Volcano news: Karymsky
Karymsky volcano (Kamchatka): elevated activity, frequent explosions
The current activity is likely consisting of strombolian to vulcanian-type explosions at irregular, but possibly very frequent intervals. The volcano is extremely remote from any populated center and road, and only accessible by helicopter or via day-long treks. There is no ground monitoring of the volcano.
If activity continues, we might try visit it during our upcoming Volcano Special tour to Kamchatka 16-24 March.

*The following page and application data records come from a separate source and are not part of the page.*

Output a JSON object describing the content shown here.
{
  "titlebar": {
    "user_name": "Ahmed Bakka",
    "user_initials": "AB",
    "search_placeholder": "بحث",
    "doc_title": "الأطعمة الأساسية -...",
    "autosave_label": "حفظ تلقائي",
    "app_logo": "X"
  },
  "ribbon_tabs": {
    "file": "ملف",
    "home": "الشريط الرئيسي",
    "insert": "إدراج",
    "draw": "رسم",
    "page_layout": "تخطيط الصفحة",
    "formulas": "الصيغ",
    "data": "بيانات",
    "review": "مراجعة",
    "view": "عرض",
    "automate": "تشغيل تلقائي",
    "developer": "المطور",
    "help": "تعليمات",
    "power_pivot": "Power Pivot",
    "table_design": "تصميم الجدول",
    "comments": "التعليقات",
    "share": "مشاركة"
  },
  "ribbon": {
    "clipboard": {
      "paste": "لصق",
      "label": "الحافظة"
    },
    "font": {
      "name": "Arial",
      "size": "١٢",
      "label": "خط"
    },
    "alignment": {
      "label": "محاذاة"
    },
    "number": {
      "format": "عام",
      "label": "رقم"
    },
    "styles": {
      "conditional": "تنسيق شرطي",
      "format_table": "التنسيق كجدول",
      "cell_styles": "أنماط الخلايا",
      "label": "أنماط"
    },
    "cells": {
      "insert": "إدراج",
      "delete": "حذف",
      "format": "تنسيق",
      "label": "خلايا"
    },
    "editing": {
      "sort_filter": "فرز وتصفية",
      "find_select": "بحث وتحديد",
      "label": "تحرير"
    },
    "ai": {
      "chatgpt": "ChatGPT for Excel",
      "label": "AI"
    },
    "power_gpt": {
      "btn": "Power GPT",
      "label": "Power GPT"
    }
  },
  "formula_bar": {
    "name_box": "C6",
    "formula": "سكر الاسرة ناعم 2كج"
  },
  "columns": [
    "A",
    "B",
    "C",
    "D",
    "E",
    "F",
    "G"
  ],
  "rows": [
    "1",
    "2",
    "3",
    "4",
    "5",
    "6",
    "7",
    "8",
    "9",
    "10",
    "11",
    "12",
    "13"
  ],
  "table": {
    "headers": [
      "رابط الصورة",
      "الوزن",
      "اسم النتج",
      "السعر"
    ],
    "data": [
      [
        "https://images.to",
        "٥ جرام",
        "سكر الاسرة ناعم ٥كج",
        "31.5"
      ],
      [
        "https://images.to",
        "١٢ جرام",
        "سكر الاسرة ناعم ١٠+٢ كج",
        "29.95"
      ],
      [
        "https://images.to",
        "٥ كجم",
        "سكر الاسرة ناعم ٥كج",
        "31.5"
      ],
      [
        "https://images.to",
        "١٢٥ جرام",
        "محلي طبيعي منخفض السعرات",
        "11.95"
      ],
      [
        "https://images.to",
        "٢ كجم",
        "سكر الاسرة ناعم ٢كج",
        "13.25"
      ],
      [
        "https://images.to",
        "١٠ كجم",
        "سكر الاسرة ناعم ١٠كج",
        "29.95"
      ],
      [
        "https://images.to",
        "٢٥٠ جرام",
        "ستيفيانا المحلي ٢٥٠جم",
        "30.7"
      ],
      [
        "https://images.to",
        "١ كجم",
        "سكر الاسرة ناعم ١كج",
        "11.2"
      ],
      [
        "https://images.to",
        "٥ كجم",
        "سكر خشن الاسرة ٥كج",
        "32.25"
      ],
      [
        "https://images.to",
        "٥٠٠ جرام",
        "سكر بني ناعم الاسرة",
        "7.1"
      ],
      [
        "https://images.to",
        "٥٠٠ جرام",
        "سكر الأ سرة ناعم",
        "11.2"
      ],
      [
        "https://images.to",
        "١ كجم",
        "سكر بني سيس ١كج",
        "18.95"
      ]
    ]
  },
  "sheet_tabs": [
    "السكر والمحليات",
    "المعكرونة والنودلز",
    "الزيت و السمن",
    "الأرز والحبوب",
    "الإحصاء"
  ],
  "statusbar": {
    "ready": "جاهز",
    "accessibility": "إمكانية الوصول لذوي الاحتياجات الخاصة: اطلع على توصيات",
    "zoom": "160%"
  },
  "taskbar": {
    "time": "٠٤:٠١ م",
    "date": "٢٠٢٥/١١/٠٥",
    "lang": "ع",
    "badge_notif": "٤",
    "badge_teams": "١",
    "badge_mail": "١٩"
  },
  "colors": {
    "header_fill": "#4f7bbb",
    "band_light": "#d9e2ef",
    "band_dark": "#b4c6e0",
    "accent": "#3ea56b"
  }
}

KVERT reported on 16 February that a satellite image captured an ash plume from Karymsky drifting 55 km SE at altitudes of 2.5-3 km (8,200-10,000 ft) a.s.l.
The Aviation Color Code was raised to Orange (the second highest level on a four-color scale). According to the Tokyo VAAC a possible ash plume on 17 February rose to 3.7 km (12,000 ft) a.s.l. and drifted SE. A weak ash plume drifting 117 km ESE was visible in satellite images on 18 February.
(partially from: Smithsonian / USGS Weekly Volcanic Activity Report 13-19 February 2019)
Karymsky, the most active volcano of Kamchatka's eastern volcanic zone, is a symmetrical stratovolcano constructed within a 5-km-wide caldera that formed during the early Holocene. The caldera cuts the south side of the Pleistocene Dvor volcano and is located outside the north margin of the large mid-Pleistocene Polovinka caldera, which contains the smaller Akademia Nauk and Odnoboky calderas.
Most seismicity preceding Karymsky eruptions originated beneath Akademia Nauk caldera, which is located immediately south of Karymsky volcano. The caldera enclosing Karymsky volcano formed about 7600-7700 radiocarbon years ago; construction of the Karymsky stratovolcano began about 2000 years later. The latest eruptive period began about 500 years ago, following a 2300-year quiescence. Much of the cone is mantled by lava flows less than 200 years old. Historical eruptions have been vulcanian or vulcanian-strombolian with moderate explosive activity and occasional lava flows from the summit crater.
Source: GVP, Smithsonian Institution